Summer is in full swing, although it’s been a couple of years since I’ve had to dress so warm yet in July! In any case, now is the time of year when your yard begins to take on its “finished” look for the season, and as you enjoy the fruition of your gardening dreams, it’s time to take stock of what else your garden could use for a unique focal point—or a project to make your efforts more successful. Here are a few ideas you could try as you work in the garden this month.

In college, I worked a season in the greenhouse on campus, tending to a variety of tropical plants. One of my favorite plants to grow was hibiscus—a plant as quintessential to tropical locales as palm trees and grass skirts.
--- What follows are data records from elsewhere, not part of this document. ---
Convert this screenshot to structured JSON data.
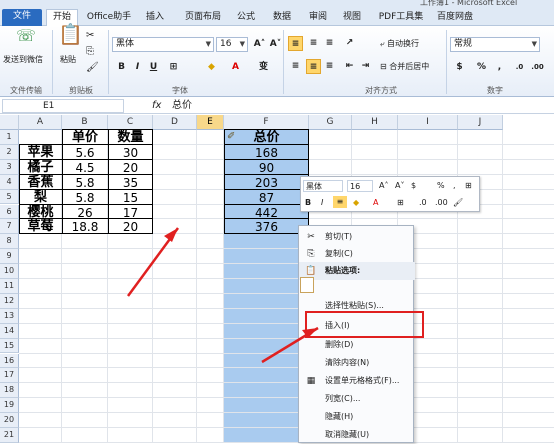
{
  "window": {
    "title": "工作簿1 - Microsoft Excel"
  },
  "tabs": [
    "文件",
    "开始",
    "Office助手",
    "插入",
    "页面布局",
    "公式",
    "数据",
    "审阅",
    "视图",
    "PDF工具集",
    "百度网盘"
  ],
  "ribbon": {
    "wechat": "发送到微信",
    "paste": "粘贴",
    "font_name": "黑体",
    "font_size": "16",
    "wrap": "自动换行",
    "merge": "合并后居中",
    "number_format": "常规",
    "groups": [
      "文件传输",
      "剪贴板",
      "字体",
      "对齐方式",
      "数字"
    ]
  },
  "formula_bar": {
    "name_box": "E1",
    "fx": "fx",
    "content": "总价"
  },
  "columns": [
    "A",
    "B",
    "C",
    "D",
    "E",
    "F",
    "G",
    "H",
    "I",
    "J"
  ],
  "rows": [
    "1",
    "2",
    "3",
    "4",
    "5",
    "6",
    "7",
    "8",
    "9",
    "10",
    "11",
    "12",
    "13",
    "14",
    "15",
    "16",
    "17",
    "18",
    "19",
    "20",
    "21"
  ],
  "table": {
    "headers": [
      "单价",
      "数量",
      "总价"
    ],
    "names": [
      "苹果",
      "橘子",
      "香蕉",
      "梨",
      "樱桃",
      "草莓"
    ],
    "prices": [
      "5.6",
      "4.5",
      "5.8",
      "5.8",
      "26",
      "18.8"
    ],
    "qty": [
      "30",
      "20",
      "35",
      "15",
      "17",
      "20"
    ],
    "totals": [
      "168",
      "90",
      "203",
      "87",
      "442",
      "376"
    ]
  },
  "mini_toolbar": {
    "font": "黑体",
    "size": "16"
  },
  "context_menu": {
    "items": [
      "剪切(T)",
      "复制(C)",
      "粘贴选项:",
      "选择性粘贴(S)...",
      "插入(I)",
      "删除(D)",
      "清除内容(N)",
      "设置单元格格式(F)...",
      "列宽(C)...",
      "隐藏(H)",
      "取消隐藏(U)"
    ]
  },
  "colors": {
    "selection": "#a9cbef",
    "highlight_box": "#e02020",
    "file_tab": "#2a6bc0"
  }
}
Here in the Pacific Northwest, we’re a long way off from the lands of tropical hibiscus—but that doesn’t mean we can’t grow our own variety that looks just as stunning!

First, a little clarification. The term “hibiscus” can apply to at least three different categories of plant: 1) the tropical variety you’ll find warm climates; 2) a woody shrub with smaller flowers referred to as Rose of Sharon; or 3) a cold-hardy perennial with large, tropical flowers that dies back to the ground each year.

This last category of hibiscus is what I’ve found to be one of the most stunning perennials we can grow here in our corner of the world. Perennial hibiscus produces huge, eight-inch flowers for weeks on end in mid-summer, a time of year when spring perennials have finished blooming and later varieties haven’t yet hit peak bloom.

In spring, hibiscus is one of the last plants to sprout, so don’t worry if you don’t see anything coming up until late May. Once sprouted, though, hibiscus can grow an inch a day, filling out to around four feet tall and nearly as wide. ‘Cranberry Crush’ is my favorite variety I’ve found so far, with blood-red, glossy flowers and deep green foliage; ‘Berry Awesome’ has similar foliage with rich pink blooms. At Vander Giessen Nursery, we carry both of these varieties–check them out and take one home for yourself!

Now, as we near mid-summer, many of your flowers and plants around the yard are reaching maturity. And while that might mean they slow down in their growth, it doesn’t mean they’ll stop—and certainly doesn’t mean you can stop tending to them! If you’re tired of watering everything by hand, however, consider the ease of care that drip irrigation provides. Not only is drip irrigation a great way to conserve water—plants watered with drip use much less water than traditional overhead sprinkling—it frees up all kinds of time you’d otherwise spend watering so you can actually enjoy being in your yard instead of working in it.

Admittedly, installing drip irrigation involves some work, but with today’s technology and simple-to-use starter kits, you can hook up a complete drip system to an outdoor faucet with a battery-powered timer, eliminating the task of plumbing in underground valves and wiring controllers. If you’re looking for ways to ensure your perennials, pots, or hanging baskets keep looking their best, a drip system may be just what you need. With our years of experience designing and installing irrigation systems, we can help you put together a drip system that suits your needs and keeps your plants going strong all summer.

Finally, don’t miss the opportunity to take advantage of our cooler July to feed your lawn. Many lawns took a beating last summer, and if you’ve spent time and money to revive your lawn this spring, now is not the time to ignore it! Feed your lawn now with Scotts Turf Builder and it will have the nutrients it needs to carry it into September.

Enjoy all your yard and garden has to offer this month!